## [Task instructions]
All lines in the material below that contain "ColumnDbType" should be located and copied.

## [Input data]
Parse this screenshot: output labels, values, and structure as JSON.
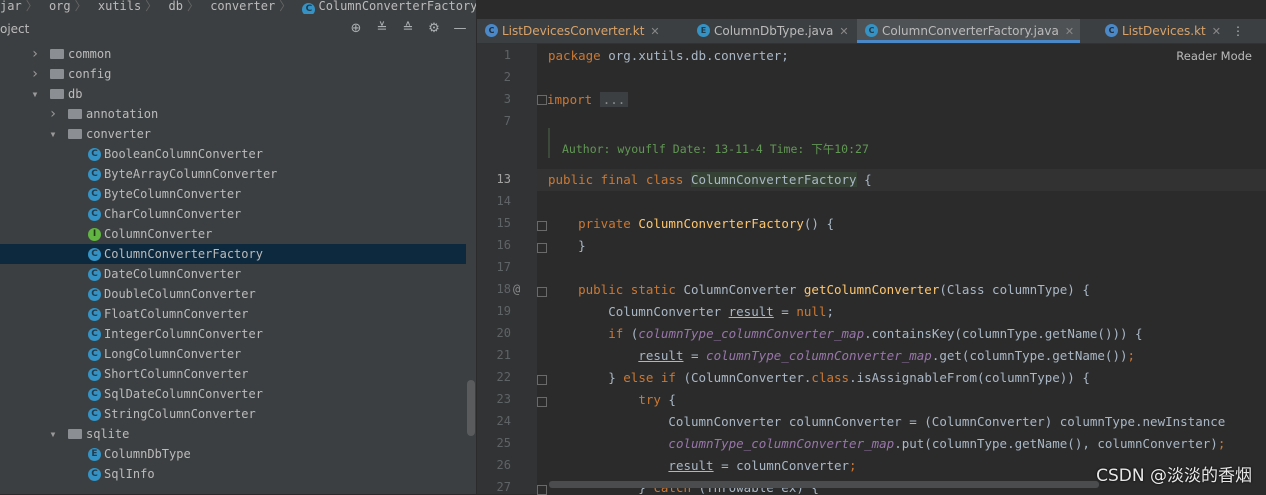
{
  "breadcrumb": [
    "jar",
    "org",
    "xutils",
    "db",
    "converter",
    "ColumnConverterFactory"
  ],
  "project_panel": {
    "title": "oject",
    "tools": [
      "target-icon",
      "expand-icon",
      "collapse-icon",
      "gear-icon",
      "minimize-icon"
    ],
    "tree": [
      {
        "label": "common",
        "type": "folder",
        "depth": 1,
        "expanded": false
      },
      {
        "label": "config",
        "type": "folder",
        "depth": 1,
        "expanded": false
      },
      {
        "label": "db",
        "type": "folder",
        "depth": 1,
        "expanded": true
      },
      {
        "label": "annotation",
        "type": "folder",
        "depth": 2,
        "expanded": false
      },
      {
        "label": "converter",
        "type": "folder",
        "depth": 2,
        "expanded": true
      },
      {
        "label": "BooleanColumnConverter",
        "type": "class",
        "depth": 3
      },
      {
        "label": "ByteArrayColumnConverter",
        "type": "class",
        "depth": 3
      },
      {
        "label": "ByteColumnConverter",
        "type": "class",
        "depth": 3
      },
      {
        "label": "CharColumnConverter",
        "type": "class",
        "depth": 3
      },
      {
        "label": "ColumnConverter",
        "type": "interface",
        "depth": 3
      },
      {
        "label": "ColumnConverterFactory",
        "type": "class",
        "depth": 3,
        "selected": true
      },
      {
        "label": "DateColumnConverter",
        "type": "class",
        "depth": 3
      },
      {
        "label": "DoubleColumnConverter",
        "type": "class",
        "depth": 3
      },
      {
        "label": "FloatColumnConverter",
        "type": "class",
        "depth": 3
      },
      {
        "label": "IntegerColumnConverter",
        "type": "class",
        "depth": 3
      },
      {
        "label": "LongColumnConverter",
        "type": "class",
        "depth": 3
      },
      {
        "label": "ShortColumnConverter",
        "type": "class",
        "depth": 3
      },
      {
        "label": "SqlDateColumnConverter",
        "type": "class",
        "depth": 3
      },
      {
        "label": "StringColumnConverter",
        "type": "class",
        "depth": 3
      },
      {
        "label": "sqlite",
        "type": "folder",
        "depth": 2,
        "expanded": true
      },
      {
        "label": "ColumnDbType",
        "type": "enum",
        "depth": 3
      },
      {
        "label": "SqlInfo",
        "type": "class",
        "depth": 3
      }
    ]
  },
  "tabs": [
    {
      "label": "ListDevicesConverter.kt",
      "kind": "kotlin",
      "active": false
    },
    {
      "label": "ColumnDbType.java",
      "kind": "enum",
      "active": false
    },
    {
      "label": "ColumnConverterFactory.java",
      "kind": "class",
      "active": true
    },
    {
      "label": "ListDevices.kt",
      "kind": "kotlin",
      "active": false
    }
  ],
  "tabs_overflow": "⋮",
  "editor": {
    "reader_mode": "Reader Mode",
    "lines": [
      {
        "n": "1"
      },
      {
        "n": "2"
      },
      {
        "n": "3"
      },
      {
        "n": "7"
      },
      {
        "n": ""
      },
      {
        "n": "13",
        "current": true
      },
      {
        "n": "14"
      },
      {
        "n": "15"
      },
      {
        "n": "16"
      },
      {
        "n": "17"
      },
      {
        "n": "18"
      },
      {
        "n": "19"
      },
      {
        "n": "20"
      },
      {
        "n": "21"
      },
      {
        "n": "22"
      },
      {
        "n": "23"
      },
      {
        "n": "24"
      },
      {
        "n": "25"
      },
      {
        "n": "26"
      },
      {
        "n": "27"
      }
    ],
    "comment": "Author: wyouflf Date: 13-11-4 Time: 下午10:27",
    "gutter_at": "@"
  },
  "watermark": "CSDN @淡淡的香烟",
  "colors": {
    "selection": "#0d293e",
    "accent": "#4a88c7",
    "keyword": "#cc7832",
    "function": "#ffc66d",
    "field": "#9876aa",
    "comment": "#629755"
  }
}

## [Response area]
        "label": "ColumnDbType",
      "label": "ColumnDbType.java",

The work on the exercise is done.